I was cynical about this -- before I'd even heard it in full, I assumed it would be a flop. It's inevitable, isn't it? Doesn't that just sum everything up about the modern music scene? A good band get leapt on by the drooling and deplorable side of the public (not you, dear reader) and they get dragged down. As they put it so adequately themselves, "Get off the bandwagon and put down the anvil, yeah yeah yeah". The irony is not lost on some. However, I've been proven well and truly wrong, as much as it pains me to concede such a thing. Whatever... is a good, intelligent album. It's verging on great, but not a classic.
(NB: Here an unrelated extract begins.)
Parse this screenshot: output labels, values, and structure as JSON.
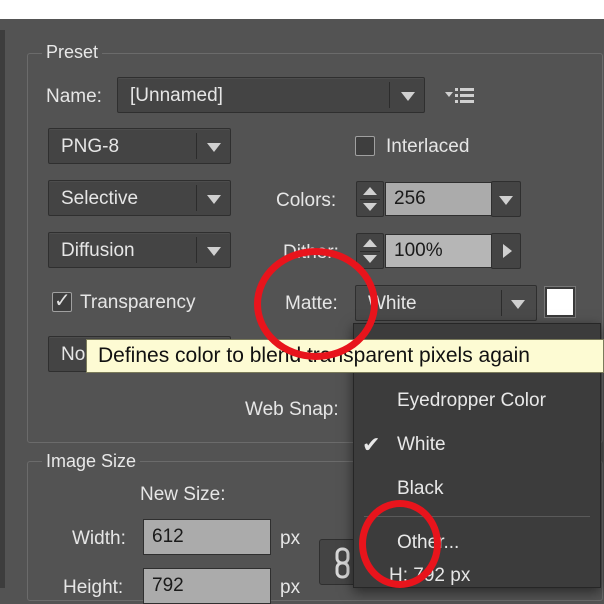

The public will receive it marvelously; they'll cherish it and play it very loud out of their bedroom windows. Good luck to 'em. I must also admit I forgot the age and the tender innocence that should be surrounding such a young band, at just 18 or 19. You forget that this is kids. That could be you, singing bitter tales of society and its twists and turns.
No classic album, but who was seriously expecting a classic? This is decade defining stuff. And long may it remain so.